eLife ends accept/reject decisions following peer review [Originally published by eLife in October/2022]

eLife logo

eLife will emphasise the public peer review of preprints, restoring author autonomy and promoting the assessment of scientists based on what, not where, they publish. Read More →

[PINNED] SciELO 25 Years: Open Science with IDEIA – Impact, Diversity, Equity, Inclusion, and Accessibility

SciELO 25 Years logo

The SciELO Program will celebrate its 25th anniversary of regular operation in the week of 25-29 of September 2023, as an open science research communication infrastructure program. Read More →

SciELO Data repository in regular operation

SciELO Data logo

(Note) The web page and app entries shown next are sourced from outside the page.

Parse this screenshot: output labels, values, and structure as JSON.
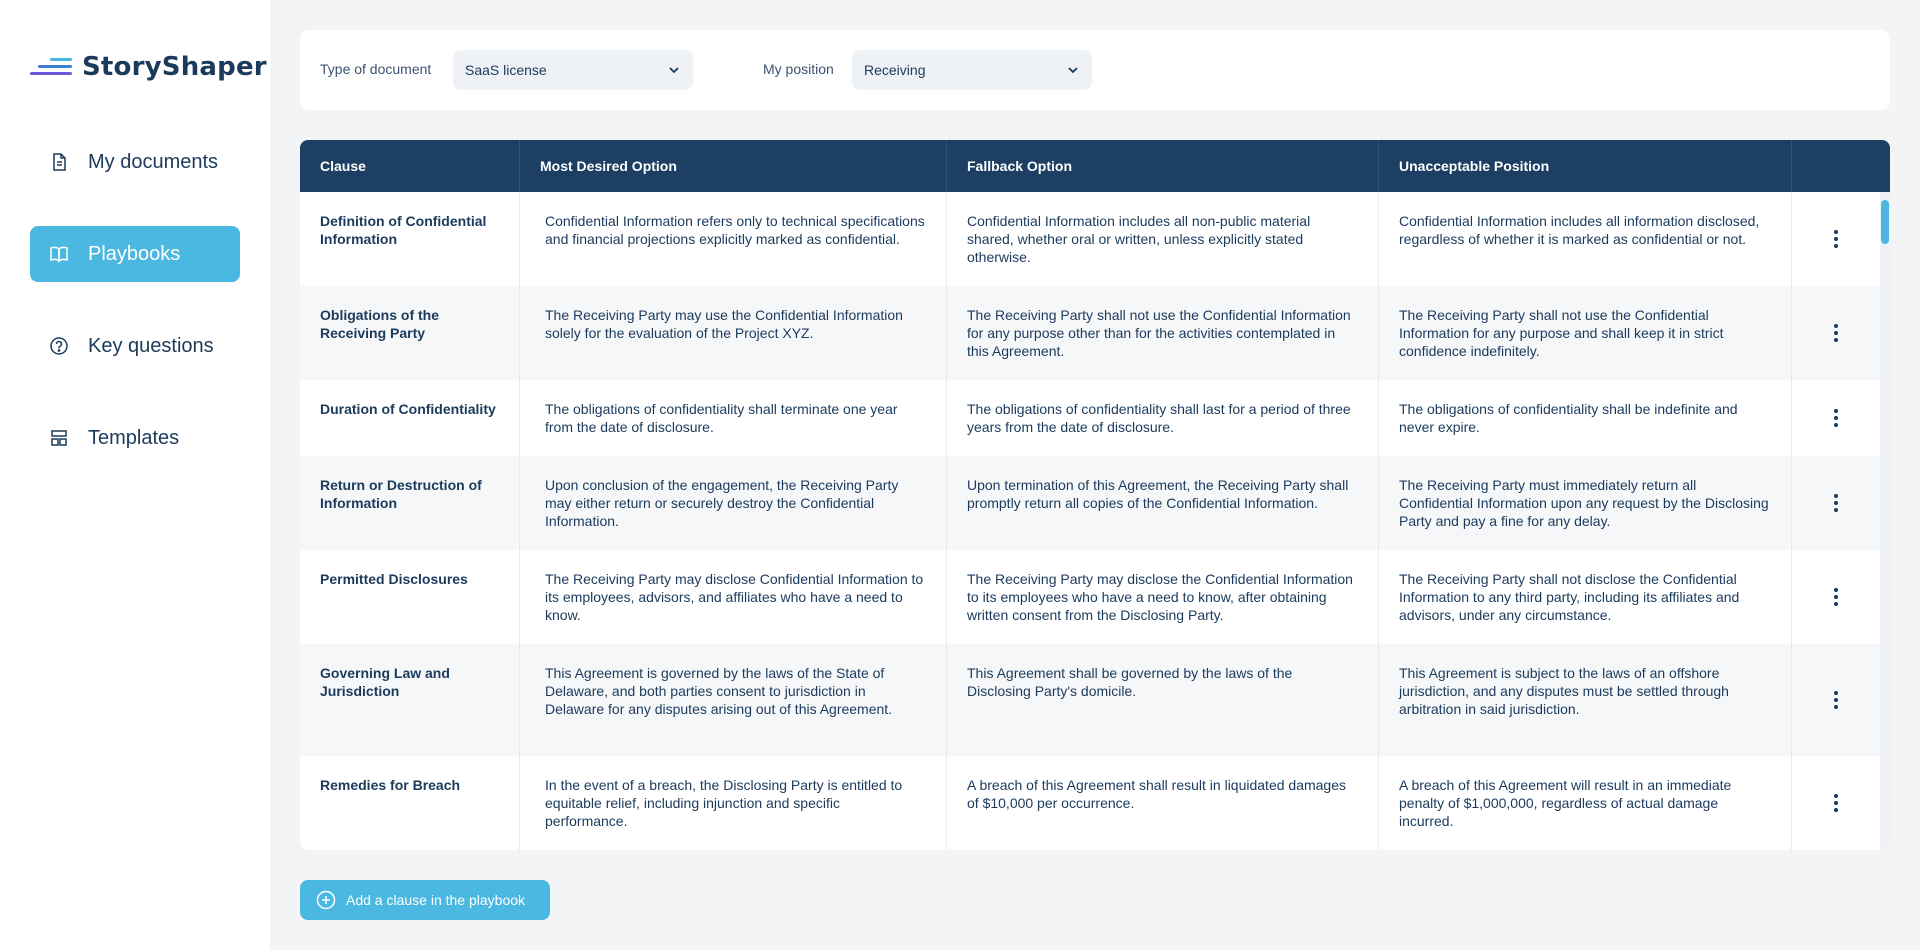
{
  "app": {
    "name": "StoryShaper"
  },
  "sidebar": {
    "items": [
      {
        "label": "My documents",
        "icon": "document-icon",
        "active": false
      },
      {
        "label": "Playbooks",
        "icon": "book-icon",
        "active": true
      },
      {
        "label": "Key questions",
        "icon": "question-icon",
        "active": false
      },
      {
        "label": "Templates",
        "icon": "template-icon",
        "active": false
      }
    ]
  },
  "filters": {
    "doc_type_label": "Type of document",
    "doc_type_value": "SaaS license",
    "position_label": "My position",
    "position_value": "Receiving"
  },
  "table": {
    "headers": [
      "Clause",
      "Most Desired Option",
      "Fallback Option",
      "Unacceptable Position"
    ],
    "rows": [
      {
        "clause": "Definition of Confidential Information",
        "desired": "Confidential Information refers only to technical specifications and financial projections explicitly marked as confidential.",
        "fallback": "Confidential Information includes all non-public material shared, whether oral or written, unless explicitly stated otherwise.",
        "unacceptable": "Confidential Information includes all information disclosed, regardless of whether it is marked as confidential or not."
      },
      {
        "clause": "Obligations of the Receiving Party",
        "desired": "The Receiving Party may use the Confidential Information solely for the evaluation of the Project XYZ.",
        "fallback": "The Receiving Party shall not use the Confidential Information for any purpose other than for the activities contemplated in this Agreement.",
        "unacceptable": "The Receiving Party shall not use the Confidential Information for any purpose and shall keep it in strict confidence indefinitely."
      },
      {
        "clause": "Duration of Confidentiality",
        "desired": "The obligations of confidentiality shall terminate one year from the date of disclosure.",
        "fallback": "The obligations of confidentiality shall last for a period of three years from the date of disclosure.",
        "unacceptable": "The obligations of confidentiality shall be indefinite and never expire."
      },
      {
        "clause": "Return or Destruction of Information",
        "desired": "Upon conclusion of the engagement, the Receiving Party may either return or securely destroy the Confidential Information.",
        "fallback": "Upon termination of this Agreement, the Receiving Party shall promptly return all copies of the Confidential Information.",
        "unacceptable": "The Receiving Party must immediately return all Confidential Information upon any request by the Disclosing Party and pay a fine for any delay."
      },
      {
        "clause": "Permitted Disclosures",
        "desired": "The Receiving Party may disclose Confidential Information to its employees, advisors, and affiliates who have a need to know.",
        "fallback": "The Receiving Party may disclose the Confidential Information to its employees who have a need to know, after obtaining written consent from the Disclosing Party.",
        "unacceptable": "The Receiving Party shall not disclose the Confidential Information to any third party, including its affiliates and advisors, under any circumstance."
      },
      {
        "clause": "Governing Law and Jurisdiction",
        "desired": "This Agreement is governed by the laws of the State of Delaware, and both parties consent to jurisdiction in Delaware for any disputes arising out of this Agreement.",
        "fallback": "This Agreement shall be governed by the laws of the Disclosing Party's domicile.",
        "unacceptable": "This Agreement is subject to the laws of an offshore jurisdiction, and any disputes must be settled through arbitration in said jurisdiction."
      },
      {
        "clause": "Remedies for Breach",
        "desired": "In the event of a breach, the Disclosing Party is entitled to equitable relief, including injunction and specific performance.",
        "fallback": "A breach of this Agreement shall result in liquidated damages of $10,000 per occurrence.",
        "unacceptable": "A breach of this Agreement will result in an immediate penalty of $1,000,000, regardless of actual damage incurred."
      }
    ]
  },
  "actions": {
    "add_clause_label": "Add a clause in the playbook"
  },
  "colors": {
    "accent": "#4ab8e0",
    "header": "#1d3f63",
    "text": "#1b3a5c"
  }
}
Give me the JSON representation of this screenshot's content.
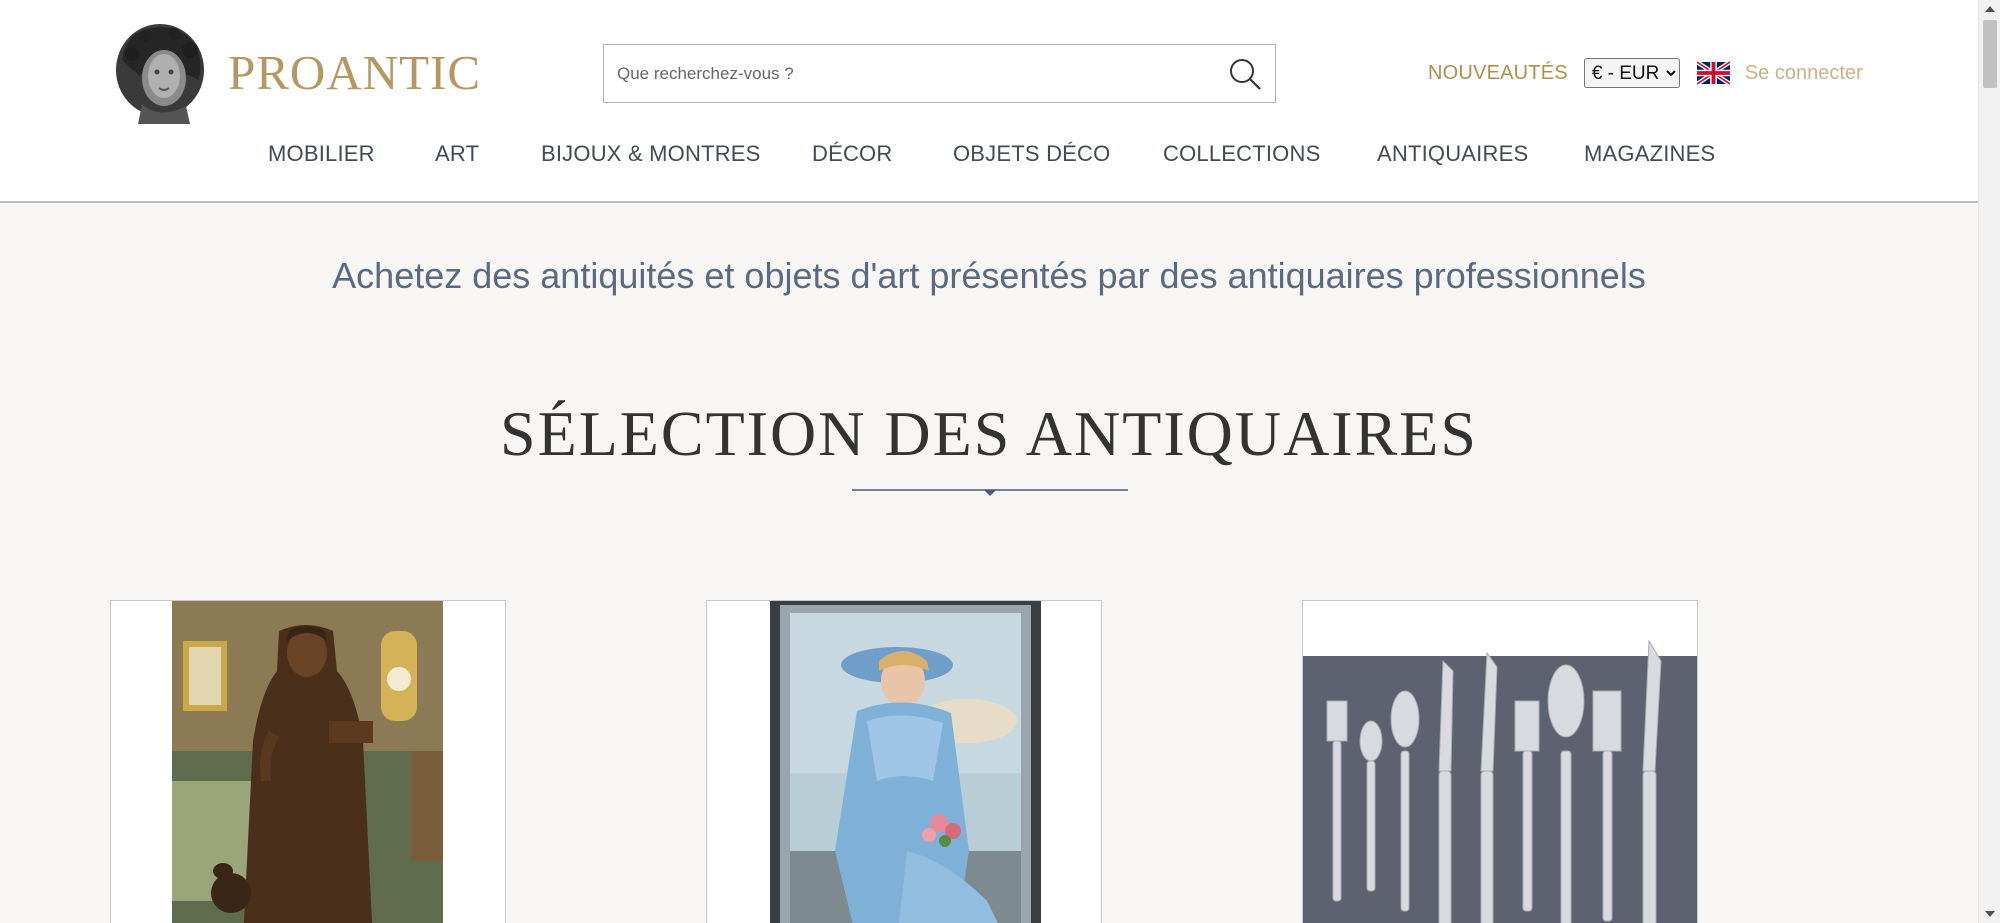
{
  "header": {
    "logo_text": "PROANTIC",
    "search_placeholder": "Que recherchez-vous ?",
    "nouveautes_label": "NOUVEAUTÉS",
    "currency_selected": "€ - EUR",
    "language_flag": "uk-flag-icon",
    "connect_label": "Se connecter"
  },
  "nav": {
    "items": [
      {
        "label": "MOBILIER"
      },
      {
        "label": "ART"
      },
      {
        "label": "BIJOUX & MONTRES"
      },
      {
        "label": "DÉCOR"
      },
      {
        "label": "OBJETS DÉCO"
      },
      {
        "label": "COLLECTIONS"
      },
      {
        "label": "ANTIQUAIRES"
      },
      {
        "label": "MAGAZINES"
      }
    ]
  },
  "main": {
    "tagline": "Achetez des antiquités et objets d'art présentés par des antiquaires professionnels",
    "section_title": "SÉLECTION DES ANTIQUAIRES"
  },
  "colors": {
    "gold": "#b59761",
    "gold_light": "#c9b388",
    "nav_text": "#444a52",
    "tagline": "#5a6a80",
    "background": "#f7f6f4",
    "divider": "#4a5a72"
  }
}
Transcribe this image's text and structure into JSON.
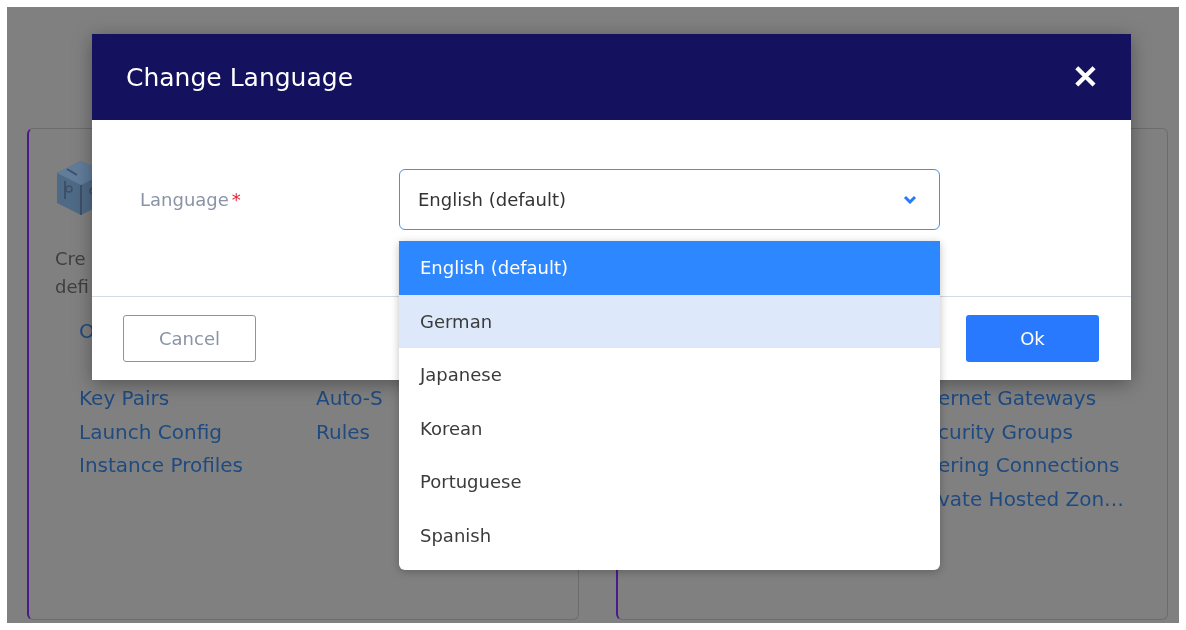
{
  "background": {
    "cards": [
      {
        "description": [
          "Cre",
          "defi"
        ],
        "columns": [
          [
            "O",
            "",
            "Key Pairs",
            "Launch Config",
            "Instance Profiles"
          ],
          [
            "Auto-S",
            "Rules"
          ]
        ]
      },
      {
        "columns": [
          [],
          [
            "ernet Gateways",
            "curity Groups",
            "ering Connections",
            "vate Hosted Zon…"
          ]
        ]
      }
    ]
  },
  "dialog": {
    "title": "Change Language",
    "close": "✕",
    "field": {
      "label": "Language",
      "required_mark": "*",
      "value": "English (default)",
      "expanded": true
    },
    "options": [
      {
        "label": "English (default)",
        "selected": true,
        "hovered": false
      },
      {
        "label": "German",
        "selected": false,
        "hovered": true
      },
      {
        "label": "Japanese",
        "selected": false,
        "hovered": false
      },
      {
        "label": "Korean",
        "selected": false,
        "hovered": false
      },
      {
        "label": "Portuguese",
        "selected": false,
        "hovered": false
      },
      {
        "label": "Spanish",
        "selected": false,
        "hovered": false
      }
    ],
    "buttons": [
      {
        "label": "Cancel",
        "kind": "secondary"
      },
      {
        "label": "Ok",
        "kind": "primary"
      }
    ]
  }
}
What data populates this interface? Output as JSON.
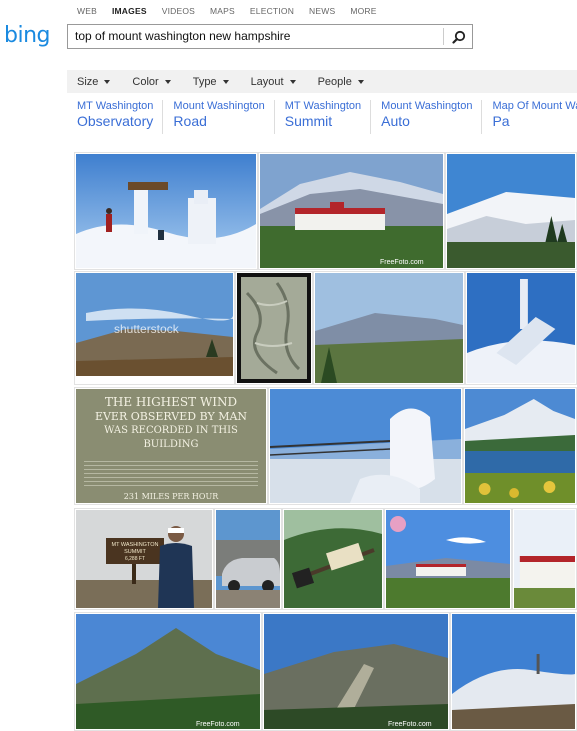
{
  "topnav": [
    "WEB",
    "IMAGES",
    "VIDEOS",
    "MAPS",
    "ELECTION",
    "NEWS",
    "MORE"
  ],
  "logo": "bing",
  "search": {
    "value": "top of mount washington new hampshire"
  },
  "filters": [
    "Size",
    "Color",
    "Type",
    "Layout",
    "People"
  ],
  "related": [
    {
      "l1": "MT Washington",
      "l2": "Observatory"
    },
    {
      "l1": "Mount Washington",
      "l2": "Road"
    },
    {
      "l1": "MT Washington",
      "l2": "Summit"
    },
    {
      "l1": "Mount Washington",
      "l2": "Auto"
    },
    {
      "l1": "Map Of Mount Wash",
      "l2": "Pa"
    }
  ],
  "sign": {
    "title": [
      "THE HIGHEST WIND",
      "EVER OBSERVED BY MAN",
      "WAS RECORDED IN THIS BUILDING"
    ],
    "speed": "231 MILES PER HOUR"
  },
  "watermarks": {
    "freefoto": "FreeFoto.com",
    "shutterstock": "shutterstock"
  },
  "summit_sign": [
    "MT WASHINGTON",
    "SUMMIT",
    "6,288 FT"
  ]
}
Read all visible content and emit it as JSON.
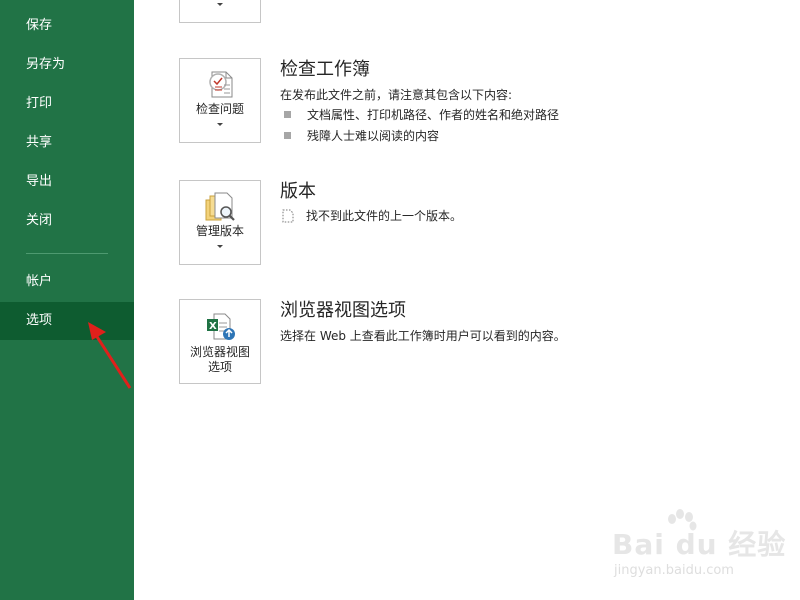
{
  "sidebar": {
    "items": [
      {
        "label": "保存"
      },
      {
        "label": "另存为"
      },
      {
        "label": "打印"
      },
      {
        "label": "共享"
      },
      {
        "label": "导出"
      },
      {
        "label": "关闭"
      },
      {
        "label": "帐户"
      },
      {
        "label": "选项"
      }
    ],
    "selected": "选项",
    "background": "#217346",
    "selected_background": "#0e5c30"
  },
  "sections": {
    "inspect": {
      "button_label": "检查问题",
      "title": "检查工作簿",
      "description": "在发布此文件之前，请注意其包含以下内容:",
      "bullets": [
        "文档属性、打印机路径、作者的姓名和绝对路径",
        "残障人士难以阅读的内容"
      ]
    },
    "versions": {
      "button_label": "管理版本",
      "title": "版本",
      "description": "找不到此文件的上一个版本。"
    },
    "browser": {
      "button_label_line1": "浏览器视图",
      "button_label_line2": "选项",
      "title": "浏览器视图选项",
      "description": "选择在 Web 上查看此工作簿时用户可以看到的内容。"
    }
  },
  "watermark": {
    "logo": "Bai du 经验",
    "url": "jingyan.baidu.com"
  },
  "annotation_color": "#e0201b"
}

Launched in August 2020 as part of the SciELO Program’s positioning as an Open Science program, the SciELO Data research data repository has been in regular operation since January 2022. It is a repository aligned with the state of the art in the management of contents underlying the articles’ texts. Read More →